In a place like Egypt, broader and more direct suffering likely illuminates the special nature of the miracle tools of social media, the Internet and cellphones in a way that Justin Bieber Nation just can’t appreciate.
We Americans are busy griping that there’s nothing on our 900 channels rather than engaging in constructive ways with the immensely powerful tools literally at our fingertips. And not just using these tools to do business, hustle, upsell and “network.” But to connect on the fundamentals that unite us–the struggles we all face on economy, energy, ecology and humanity.
What’s lacking is any objective sense of where we are in the experience of our shared communication tools. For that reason, I’d argue that we need to reach in communications consciousness that same self-awareness that arrived when astronaut William Anders of Apollo 8 sent back the famous “Earth Rise” photograph while circling the moon in 1968.
Seeing an image of our earth from space is credited with helping to launch the modern environmental movement. It brought a potent sense of perspective that linked us all to the bigger picture, to our place in the universe, to our fragile planet.
There’s hope that we can achieve that consciousness. Adam Gopnik writes in the New Yorker that while all time periods have faced assaults on consciousness due to emerging communication modes and technologies, the Internet is different in that it is “the wraparound presence, not the specific evils, of the machine that oppresses us.” He goes on to say
Thoughts are bigger than the things that deliver them. Our contraptions may shape our consciousness, but it is our consciousness that makes our credos, and we mostly live by those. Toast, as any breakfaster knows, isn’t really about the quality of the bread or how it’s sliced or even the toaster. For man cannot live by toast alone. It’s all about the butter.
Toast in the machine
America now faces the biggest challenges of its existence with peak oil at our doorstep and roiling financial crisis under our feet. But this must compete with the latest Dancing with the Stars tally and pictures of hot-bodded “family values” Congressmen who cheat on their wives and send shirtless cellphone shots of themselves to dates on Craigslist.
Waking a sleepwalking population from its diversions of choice to see our shared plight and take action while we can will certainly not happen as long as we feel compelled to play everything cool. For example President Obama saying in his recent State of the Union address that on clean energy now is our “Sputnik moment” and then giving absolutely no reasoning why. No causes, no real urgency, no straight talk.

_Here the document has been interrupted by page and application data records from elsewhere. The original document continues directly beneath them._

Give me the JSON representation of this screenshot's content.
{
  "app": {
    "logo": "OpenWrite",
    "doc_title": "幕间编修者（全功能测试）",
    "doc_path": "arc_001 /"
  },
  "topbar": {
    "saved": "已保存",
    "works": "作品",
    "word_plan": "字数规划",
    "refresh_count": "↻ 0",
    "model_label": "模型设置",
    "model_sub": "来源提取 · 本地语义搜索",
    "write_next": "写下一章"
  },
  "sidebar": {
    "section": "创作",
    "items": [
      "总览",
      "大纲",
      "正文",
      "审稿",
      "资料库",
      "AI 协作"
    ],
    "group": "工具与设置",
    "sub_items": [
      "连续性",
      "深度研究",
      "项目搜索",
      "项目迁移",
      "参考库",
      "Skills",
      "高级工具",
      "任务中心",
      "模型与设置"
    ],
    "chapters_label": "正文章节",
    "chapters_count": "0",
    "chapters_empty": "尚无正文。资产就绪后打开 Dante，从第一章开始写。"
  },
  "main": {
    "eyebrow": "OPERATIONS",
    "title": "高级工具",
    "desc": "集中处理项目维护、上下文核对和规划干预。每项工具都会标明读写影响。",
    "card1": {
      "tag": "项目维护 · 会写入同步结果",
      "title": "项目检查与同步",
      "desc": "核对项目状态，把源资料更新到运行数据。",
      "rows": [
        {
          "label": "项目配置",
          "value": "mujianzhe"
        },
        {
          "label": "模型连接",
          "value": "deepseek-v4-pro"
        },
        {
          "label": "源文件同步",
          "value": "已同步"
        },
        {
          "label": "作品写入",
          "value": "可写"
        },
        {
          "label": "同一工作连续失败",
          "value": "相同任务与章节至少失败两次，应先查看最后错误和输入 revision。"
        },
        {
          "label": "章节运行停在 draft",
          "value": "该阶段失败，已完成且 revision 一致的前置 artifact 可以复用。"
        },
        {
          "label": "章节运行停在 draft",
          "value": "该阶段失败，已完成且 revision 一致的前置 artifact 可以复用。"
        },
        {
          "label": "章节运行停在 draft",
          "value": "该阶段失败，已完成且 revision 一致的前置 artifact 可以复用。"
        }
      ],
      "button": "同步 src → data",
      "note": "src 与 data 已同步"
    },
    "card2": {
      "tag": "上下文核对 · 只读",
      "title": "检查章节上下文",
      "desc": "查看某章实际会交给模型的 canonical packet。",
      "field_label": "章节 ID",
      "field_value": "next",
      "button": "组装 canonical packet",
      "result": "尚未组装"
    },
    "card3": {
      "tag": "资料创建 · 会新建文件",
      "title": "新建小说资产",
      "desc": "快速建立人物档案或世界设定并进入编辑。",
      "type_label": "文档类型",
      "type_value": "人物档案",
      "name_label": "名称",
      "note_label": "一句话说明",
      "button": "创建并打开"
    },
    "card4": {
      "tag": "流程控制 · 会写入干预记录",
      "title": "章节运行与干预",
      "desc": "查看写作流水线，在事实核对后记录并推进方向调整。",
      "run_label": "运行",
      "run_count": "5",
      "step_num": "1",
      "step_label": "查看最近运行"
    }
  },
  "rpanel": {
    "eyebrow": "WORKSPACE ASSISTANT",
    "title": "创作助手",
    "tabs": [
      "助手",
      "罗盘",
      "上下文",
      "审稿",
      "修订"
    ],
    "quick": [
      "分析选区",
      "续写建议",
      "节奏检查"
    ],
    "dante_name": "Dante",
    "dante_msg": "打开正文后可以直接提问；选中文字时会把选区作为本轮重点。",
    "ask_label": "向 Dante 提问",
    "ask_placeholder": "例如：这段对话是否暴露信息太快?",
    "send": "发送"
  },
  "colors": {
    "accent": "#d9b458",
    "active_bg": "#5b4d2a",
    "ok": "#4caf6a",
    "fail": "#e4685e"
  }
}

And who can blame him when there’s no single center of gravity in our nation? Who can blame him when the airwaves are glutted with manufactured disputes over whether a given issue is even valid to pursue, such as with climate change? Who can blame him when the ethos of corporate profits and single-minded growth ultimately trump manifold concerns in a “democratic” system that no longer actively responds within a viable communicative feedback loop grounded in the conditions of material reality and driven by an ennobled purpose?
Unlike that moment in The King’s Speech, when the nation paused together in order to face the inevitable with the full force of consciousness, now we get only grand disconnected gestures and then, if we were paying attention at all, a return to checking in to local spots via FourSquare. “Look at me, I’m the mayor.”
How do we deal with it?
I suggest little things, like:
- Promoting a culture of self-policing, elevating the value of #gettingfocused among those who are paying attention.
- Perhaps stepping up your game and #formingcoalition across like-minded organizing groups.
- Encourage the awakened to tune in.
- Or, ironically, as I’ve been tweeting, to #standupfightback—which doesn’t have to mean either violence or confrontation. But it must mean an unyielding sense of purpose and an Egyptian-style demand for a place at the currently corporate-owned table.
How we cross from yearning to action to some cohesion I don’t know. I hate to think we’ll have to sink to the lows the Egyptians have faced before we get it and turn things around.
If Dmitri Orlov is right, we will have to go that low. And by then it may be too late. But I hope not.
Can you hear me now?
— Lindsay Curren